When Gen. Keith Alexander leaves Fort Meade next year as reports indicate, he'll actually be leaving behind two agencies: the National Security Agency, which has been grabbing headlines all year, and U.S. Cyber Command, which has kept a relatively low profile.

On Wednesday, I explained that even if President Obama decides to place those units under separate leaders in response to the public backlash against government surveillance, it might not result in much additional transparency. In response, spotter_tx offered this analysis on Alexander's political savvy:

I had the impression Gen. Alexander got both commands out of sheer bureaucratic savvy and politicking that belies his otherwise supposedly "low-key" nature.
I'm entirely outside that realm, so this is just the conjecture of an ordinary citizen. I suspect things will be left as they are. In reading Wired's June 2013 profile of Alexander, I realized that this man does nothing by accident - he likely plans out things in minute detail that are tied to a larger, strategic vision.
The man's been in and around centers of power in both the US military and the federal government for many years. I suspect he knows full well how power aggregates and accrues across people and across organizations, especially in regards to specialties that are beyond the easy grasp of the layperson.
Pushing packets and frames across the globe, capturing them, sniffing them, rooting out flaws in layers of baffling-looking coding and programming languages, innately understanding routing protocols, the list goes on ... the average person, much less the people in Congress who actually vote on and fund these programs, leave these esoteric aspects to the subject matter experts who make the case for their need.
Gen. Alexander has brilliantly exploited Congress' (and by extension the public's) discombobulation with these "highly technical" matters to consolidate organizational power under the joint mantle of NSA and CyberCommand. He's probably crafted things such that the day-to-day management of both organizations is inextricably bound up in a manner not easily torn asunder. Tearing those two commands apart won't happen without some overbearing paramount impulse that originates out of some perceived threat to other center(s) of power in the federal government.
It won't happen out of any public outrage over the NSA's recently-disclosed activities. The general public simply is too fractured to leverage that kind of power. But if DoD or the Executive Branch felt under siege, it would change.

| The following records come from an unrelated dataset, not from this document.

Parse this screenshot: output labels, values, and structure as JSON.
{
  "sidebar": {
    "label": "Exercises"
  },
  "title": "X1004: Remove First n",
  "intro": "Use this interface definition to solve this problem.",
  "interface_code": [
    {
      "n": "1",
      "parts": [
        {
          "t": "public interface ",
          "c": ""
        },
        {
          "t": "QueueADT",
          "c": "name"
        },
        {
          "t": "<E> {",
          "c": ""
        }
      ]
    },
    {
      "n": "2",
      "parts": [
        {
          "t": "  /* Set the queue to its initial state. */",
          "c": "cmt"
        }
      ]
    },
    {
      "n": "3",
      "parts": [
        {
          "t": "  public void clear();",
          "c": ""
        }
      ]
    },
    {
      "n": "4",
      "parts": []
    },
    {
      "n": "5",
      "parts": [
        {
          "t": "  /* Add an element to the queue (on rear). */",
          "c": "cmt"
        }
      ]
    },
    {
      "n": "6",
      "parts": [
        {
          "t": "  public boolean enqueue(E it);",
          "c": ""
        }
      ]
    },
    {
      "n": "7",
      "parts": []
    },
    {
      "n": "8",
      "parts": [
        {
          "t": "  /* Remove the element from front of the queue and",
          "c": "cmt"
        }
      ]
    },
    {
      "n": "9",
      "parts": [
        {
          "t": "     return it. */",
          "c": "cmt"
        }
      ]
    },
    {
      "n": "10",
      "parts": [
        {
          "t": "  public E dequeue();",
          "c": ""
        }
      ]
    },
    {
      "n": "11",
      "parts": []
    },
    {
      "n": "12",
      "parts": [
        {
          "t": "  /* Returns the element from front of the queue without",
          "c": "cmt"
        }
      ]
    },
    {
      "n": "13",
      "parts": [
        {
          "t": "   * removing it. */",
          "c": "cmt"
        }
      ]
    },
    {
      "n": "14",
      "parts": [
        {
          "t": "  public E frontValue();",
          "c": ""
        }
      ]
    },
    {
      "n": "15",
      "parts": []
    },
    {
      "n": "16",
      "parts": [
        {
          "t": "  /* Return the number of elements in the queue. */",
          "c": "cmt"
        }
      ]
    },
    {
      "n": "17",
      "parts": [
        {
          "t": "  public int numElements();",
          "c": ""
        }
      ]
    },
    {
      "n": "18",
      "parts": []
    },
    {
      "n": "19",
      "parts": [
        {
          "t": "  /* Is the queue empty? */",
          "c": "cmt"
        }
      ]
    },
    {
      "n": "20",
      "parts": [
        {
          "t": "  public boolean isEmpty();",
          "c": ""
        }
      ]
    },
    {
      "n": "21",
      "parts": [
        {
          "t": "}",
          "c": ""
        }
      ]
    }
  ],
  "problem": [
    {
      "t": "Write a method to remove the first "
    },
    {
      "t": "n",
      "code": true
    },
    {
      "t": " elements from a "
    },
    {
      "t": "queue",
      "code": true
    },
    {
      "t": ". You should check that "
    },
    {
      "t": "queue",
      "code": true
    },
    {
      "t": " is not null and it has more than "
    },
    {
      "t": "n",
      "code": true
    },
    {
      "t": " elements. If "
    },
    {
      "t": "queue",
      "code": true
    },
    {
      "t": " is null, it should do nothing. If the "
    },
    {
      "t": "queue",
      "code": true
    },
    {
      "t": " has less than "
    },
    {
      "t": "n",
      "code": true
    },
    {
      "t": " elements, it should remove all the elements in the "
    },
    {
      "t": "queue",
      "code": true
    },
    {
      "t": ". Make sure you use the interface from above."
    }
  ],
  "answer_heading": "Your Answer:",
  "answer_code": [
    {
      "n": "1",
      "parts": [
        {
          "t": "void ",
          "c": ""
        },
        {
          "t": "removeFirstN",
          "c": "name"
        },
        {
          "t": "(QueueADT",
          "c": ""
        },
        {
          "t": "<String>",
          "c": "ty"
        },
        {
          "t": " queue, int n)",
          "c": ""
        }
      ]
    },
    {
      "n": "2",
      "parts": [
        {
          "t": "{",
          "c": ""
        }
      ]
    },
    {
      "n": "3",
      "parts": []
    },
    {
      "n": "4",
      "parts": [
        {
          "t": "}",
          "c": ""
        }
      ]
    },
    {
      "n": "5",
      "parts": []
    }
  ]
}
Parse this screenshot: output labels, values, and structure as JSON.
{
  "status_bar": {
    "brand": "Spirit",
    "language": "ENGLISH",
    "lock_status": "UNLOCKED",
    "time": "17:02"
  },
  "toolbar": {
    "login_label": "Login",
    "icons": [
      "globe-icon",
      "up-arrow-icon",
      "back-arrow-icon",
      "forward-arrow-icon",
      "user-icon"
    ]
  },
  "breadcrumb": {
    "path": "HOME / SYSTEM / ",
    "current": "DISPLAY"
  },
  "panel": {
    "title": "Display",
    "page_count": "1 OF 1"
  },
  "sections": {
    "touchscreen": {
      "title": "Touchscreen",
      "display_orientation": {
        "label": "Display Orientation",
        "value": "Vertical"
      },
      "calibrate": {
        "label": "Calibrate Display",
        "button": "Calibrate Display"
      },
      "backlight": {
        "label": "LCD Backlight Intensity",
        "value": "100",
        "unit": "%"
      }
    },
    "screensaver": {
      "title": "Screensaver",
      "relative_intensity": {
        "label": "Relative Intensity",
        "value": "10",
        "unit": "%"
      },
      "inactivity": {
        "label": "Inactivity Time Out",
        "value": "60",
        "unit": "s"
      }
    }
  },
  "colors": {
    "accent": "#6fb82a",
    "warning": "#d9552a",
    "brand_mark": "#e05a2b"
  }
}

When my colleague Andrea Peterson wrote about the way that technology distinguishes us from mere beasts, Curmudgeon2013 challenged our definitions of what it means to be human — arguing that, among other things, animals have learned to use tools, too.

Another approach would be to say that what makes us human is how we relate to each other, on all sorts of technology-free levels. Love, hate, war, compassion, socializing ourselves into family units, whatever. None rely on technology, per se.

One of our most popular posts this week concerned a full-on recreation of Nintendo's Super Mario Bros. in the browser. Unfortunately for the Internet, Nintendo is now accusing the developer of copyright infringement — to which Nicole Bedner wrote, "I don't understand, the dude just made something for fun. He's not making profit off of it, it's a fan creation! That's like saying we should take down all fan art and not wear any cosplay, because it's copyright infringement."

TalGreywolf replied, "Don't laugh, there are likely companies who would love to see that happen. But it won't because those companies know how popular their products are, and alienating the very folks who are doing the fan art/cosplay means their alienating their audience and any potential future audience. "